Two modification that could be made to the present invention would consist of a short sleeve attached in an upright position with its edge surrounding the central hole of the present invention allowing the wick to protrude through the present invention and sleeve; one modification with the sleeve projecting in an upward position from said hole and a different modification projecting in an downward position from said hole or a modification consisting of a sleeve on both sides of the present invention. These modifications may or may not have beneficial affects.

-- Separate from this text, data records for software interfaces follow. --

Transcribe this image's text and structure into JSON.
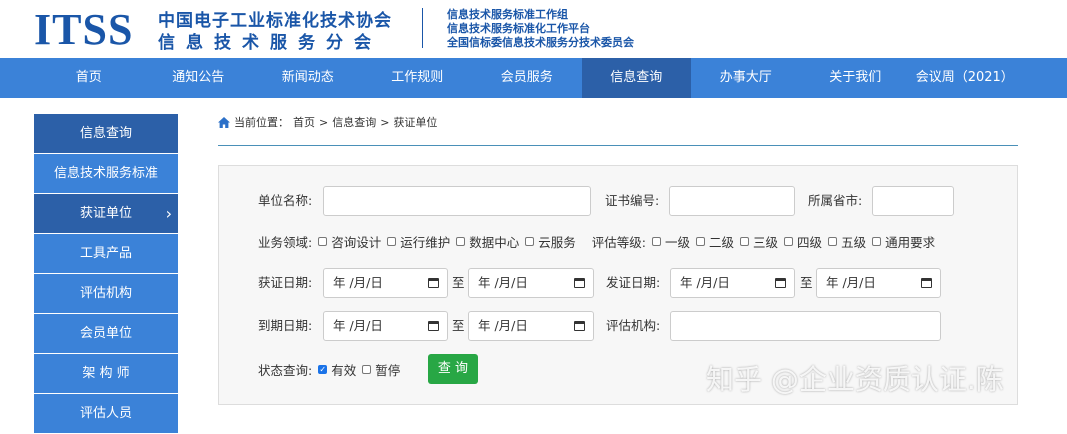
{
  "header": {
    "logo": "ITSS",
    "org_line1": "中国电子工业标准化技术协会",
    "org_line2": "信息技术服务分会",
    "sub_lines": [
      "信息技术服务标准工作组",
      "信息技术服务标准化工作平台",
      "全国信标委信息技术服务分技术委员会"
    ]
  },
  "nav": {
    "items": [
      "首页",
      "通知公告",
      "新闻动态",
      "工作规则",
      "会员服务",
      "信息查询",
      "办事大厅",
      "关于我们",
      "会议周（2021）"
    ],
    "active": "信息查询"
  },
  "sidebar": {
    "items": [
      "信息查询",
      "信息技术服务标准",
      "获证单位",
      "工具产品",
      "评估机构",
      "会员单位",
      "架 构 师",
      "评估人员"
    ]
  },
  "breadcrumb": {
    "prefix": "当前位置：",
    "items": [
      "首页",
      "信息查询",
      "获证单位"
    ],
    "sep": ">"
  },
  "form": {
    "unit_name_label": "单位名称:",
    "cert_no_label": "证书编号:",
    "province_label": "所属省市:",
    "domain_label": "业务领域:",
    "domains": [
      "咨询设计",
      "运行维护",
      "数据中心",
      "云服务"
    ],
    "level_label": "评估等级:",
    "levels": [
      "一级",
      "二级",
      "三级",
      "四级",
      "五级",
      "通用要求"
    ],
    "obtain_date_label": "获证日期:",
    "issue_date_label": "发证日期:",
    "expire_date_label": "到期日期:",
    "agency_label": "评估机构:",
    "to": "至",
    "date_placeholder": "年 /月/日",
    "status_label": "状态查询:",
    "status_options": [
      {
        "label": "有效",
        "checked": true
      },
      {
        "label": "暂停",
        "checked": false
      }
    ],
    "submit": "查 询"
  },
  "watermark": "知乎 @企业资质认证.陈"
}
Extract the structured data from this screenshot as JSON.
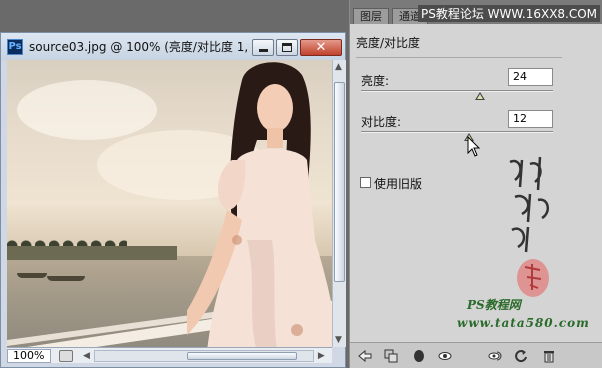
{
  "document": {
    "title": "source03.jpg @ 100% (亮度/对比度 1, ...",
    "app_icon": "Ps",
    "close_glyph": "✕",
    "zoom": "100%"
  },
  "panel": {
    "tabs": [
      "图层",
      "通道"
    ],
    "watermark_top": "PS教程论坛 WWW.16XX8.COM",
    "title": "亮度/对比度",
    "brightness": {
      "label": "亮度:",
      "value": "24",
      "slider_fraction": 0.62
    },
    "contrast": {
      "label": "对比度:",
      "value": "12",
      "slider_fraction": 0.56
    },
    "legacy": {
      "label": "使用旧版",
      "checked": false
    },
    "watermark_ps": "PS教程网",
    "watermark_url": "www.tata580.com"
  },
  "icons": {
    "toolbar": [
      "back-arrow-icon",
      "clip-layer-icon",
      "visibility-toggle-icon",
      "eye-icon",
      "view-previous-icon",
      "reset-icon",
      "trash-icon"
    ]
  }
}
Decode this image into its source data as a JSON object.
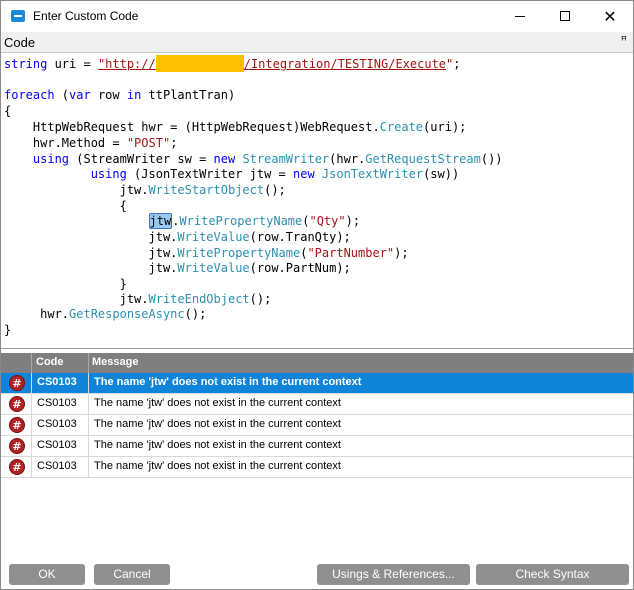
{
  "window": {
    "title": "Enter Custom Code",
    "icon": "app-window-icon",
    "min_icon": "minimize-icon",
    "max_icon": "maximize-icon",
    "close_glyph": "✕"
  },
  "code_panel": {
    "label": "Code",
    "pin_glyph": "📌"
  },
  "code": {
    "l1_a": "string",
    "l1_b": " uri = ",
    "l1_c": "\"http://",
    "l1_d": "/Integration/TESTING/Execute",
    "l1_e": "\"",
    "l1_f": ";",
    "l3_a": "foreach",
    "l3_b": " (",
    "l3_c": "var",
    "l3_d": " row ",
    "l3_e": "in",
    "l3_f": " ttPlantTran)",
    "l4": "{",
    "l5_a": "    HttpWebRequest hwr = (HttpWebRequest)WebRequest.",
    "l5_b": "Create",
    "l5_c": "(uri);",
    "l6_a": "    hwr.Method = ",
    "l6_b": "\"POST\"",
    "l6_c": ";",
    "l7_a": "    ",
    "l7_b": "using",
    "l7_c": " (StreamWriter sw = ",
    "l7_d": "new",
    "l7_e": " StreamWriter",
    "l7_f": "(hwr.",
    "l7_g": "GetRequestStream",
    "l7_h": "())",
    "l8_a": "            ",
    "l8_b": "using",
    "l8_c": " (JsonTextWriter jtw = ",
    "l8_d": "new",
    "l8_e": " JsonTextWriter",
    "l8_f": "(sw))",
    "l9_a": "                jtw.",
    "l9_b": "WriteStartObject",
    "l9_c": "();",
    "l10": "                {",
    "l11_a": "                    ",
    "l11_b": "jtw",
    "l11_c": ".",
    "l11_d": "WritePropertyName",
    "l11_e": "(",
    "l11_f": "\"Qty\"",
    "l11_g": ");",
    "l12_a": "                    jtw.",
    "l12_b": "WriteValue",
    "l12_c": "(row.TranQty);",
    "l13_a": "                    jtw.",
    "l13_b": "WritePropertyName",
    "l13_c": "(",
    "l13_d": "\"PartNumber\"",
    "l13_e": ");",
    "l14_a": "                    jtw.",
    "l14_b": "WriteValue",
    "l14_c": "(row.PartNum);",
    "l15": "                }",
    "l16_a": "                jtw.",
    "l16_b": "WriteEndObject",
    "l16_c": "();",
    "l17_a": "     hwr.",
    "l17_b": "GetResponseAsync",
    "l17_c": "();",
    "l18": "}"
  },
  "errors": {
    "columns": {
      "code": "Code",
      "message": "Message"
    },
    "icon_glyph": "#",
    "rows": [
      {
        "code": "CS0103",
        "message": "The name 'jtw' does not exist in the current context"
      },
      {
        "code": "CS0103",
        "message": "The name 'jtw' does not exist in the current context"
      },
      {
        "code": "CS0103",
        "message": "The name 'jtw' does not exist in the current context"
      },
      {
        "code": "CS0103",
        "message": "The name 'jtw' does not exist in the current context"
      },
      {
        "code": "CS0103",
        "message": "The name 'jtw' does not exist in the current context"
      }
    ]
  },
  "buttons": {
    "ok": "OK",
    "cancel": "Cancel",
    "using": "Usings & References...",
    "check": "Check Syntax"
  },
  "colors": {
    "accent": "#0f84d8",
    "error_icon": "#b22222",
    "button": "#8f8f8f",
    "keyword": "#0000ff",
    "string": "#a31515",
    "method": "#2b91af",
    "redaction": "#ffc000"
  }
}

It will be understood that the present invention is not limited in its usefulness to assist in the burning of a candle within a vessel but that it could be adapted to use in a variety situations whereby a vessel containing a consumable substance and an article of consumable nature is required to be retained within a centralized position and or the consumable substance requires any aforesaid advantages presented.

Having described the present invention in detail anyone who reads this description can appreciate the benefits of its use, simplicity of its design and its value. It should also be obvious to anyone who reads this description that numerous modifications may be made thereof without departing from the spirit of this invention. The preferred embodiment of the prototype of the present invention, as illustrated, is made to use with a common seven day prayer candle and it is obvious to the most causal observer that the present invention can be made to fit into candles within vessels of a variety of shapes and sizes without departing from principle of the invention or sacrificing any of its advantages.

The simplicity of its design does leave open the possibility of uncountable modifications but it is its simplicity and the expressed manner in which it carries out its functions and operations that are the spirit of this invention. Therefore, I do not intend to limit the breadth of this invention to the single embodiment illustrated and described. Rather, it is intended that the scope and fair meaning of the invention be determined by the appended claims and their equivalents.